**WHAT TO DO:** Each record should be written out exactly as given.

[Interface dataset entries]
====================

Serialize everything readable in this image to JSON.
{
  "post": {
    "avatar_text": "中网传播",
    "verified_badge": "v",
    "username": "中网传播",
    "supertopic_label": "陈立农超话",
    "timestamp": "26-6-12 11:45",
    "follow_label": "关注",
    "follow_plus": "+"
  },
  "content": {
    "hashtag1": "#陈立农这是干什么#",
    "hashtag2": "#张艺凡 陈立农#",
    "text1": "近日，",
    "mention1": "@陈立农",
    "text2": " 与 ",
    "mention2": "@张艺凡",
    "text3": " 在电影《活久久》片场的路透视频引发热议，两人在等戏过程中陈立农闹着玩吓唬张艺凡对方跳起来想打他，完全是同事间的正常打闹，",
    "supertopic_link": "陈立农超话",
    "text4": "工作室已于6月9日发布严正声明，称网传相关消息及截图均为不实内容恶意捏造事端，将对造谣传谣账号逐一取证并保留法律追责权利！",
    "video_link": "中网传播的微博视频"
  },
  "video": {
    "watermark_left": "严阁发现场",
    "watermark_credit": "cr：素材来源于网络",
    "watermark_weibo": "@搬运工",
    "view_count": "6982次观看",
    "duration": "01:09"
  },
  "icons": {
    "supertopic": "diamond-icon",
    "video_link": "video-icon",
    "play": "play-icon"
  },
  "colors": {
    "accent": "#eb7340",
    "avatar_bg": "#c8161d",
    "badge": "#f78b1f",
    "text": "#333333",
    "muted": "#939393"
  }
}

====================

**OUTPUT BELOW:**
Serialize everything readable in this image to JSON.
{
  "post": {
    "avatar_text": "中网传播",
    "verified_badge": "v",
    "username": "中网传播",
    "supertopic_label": "陈立农超话",
    "timestamp": "26-6-12 11:45",
    "follow_label": "关注",
    "follow_plus": "+"
  },
  "content": {
    "hashtag1": "#陈立农这是干什么#",
    "hashtag2": "#张艺凡 陈立农#",
    "text1": "近日，",
    "mention1": "@陈立农",
    "text2": " 与 ",
    "mention2": "@张艺凡",
    "text3": " 在电影《活久久》片场的路透视频引发热议，两人在等戏过程中陈立农闹着玩吓唬张艺凡对方跳起来想打他，完全是同事间的正常打闹，",
    "supertopic_link": "陈立农超话",
    "text4": "工作室已于6月9日发布严正声明，称网传相关消息及截图均为不实内容恶意捏造事端，将对造谣传谣账号逐一取证并保留法律追责权利！",
    "video_link": "中网传播的微博视频"
  },
  "video": {
    "watermark_left": "严阁发现场",
    "watermark_credit": "cr：素材来源于网络",
    "watermark_weibo": "@搬运工",
    "view_count": "6982次观看",
    "duration": "01:09"
  },
  "icons": {
    "supertopic": "diamond-icon",
    "video_link": "video-icon",
    "play": "play-icon"
  },
  "colors": {
    "accent": "#eb7340",
    "avatar_bg": "#c8161d",
    "badge": "#f78b1f",
    "text": "#333333",
    "muted": "#939393"
  }
}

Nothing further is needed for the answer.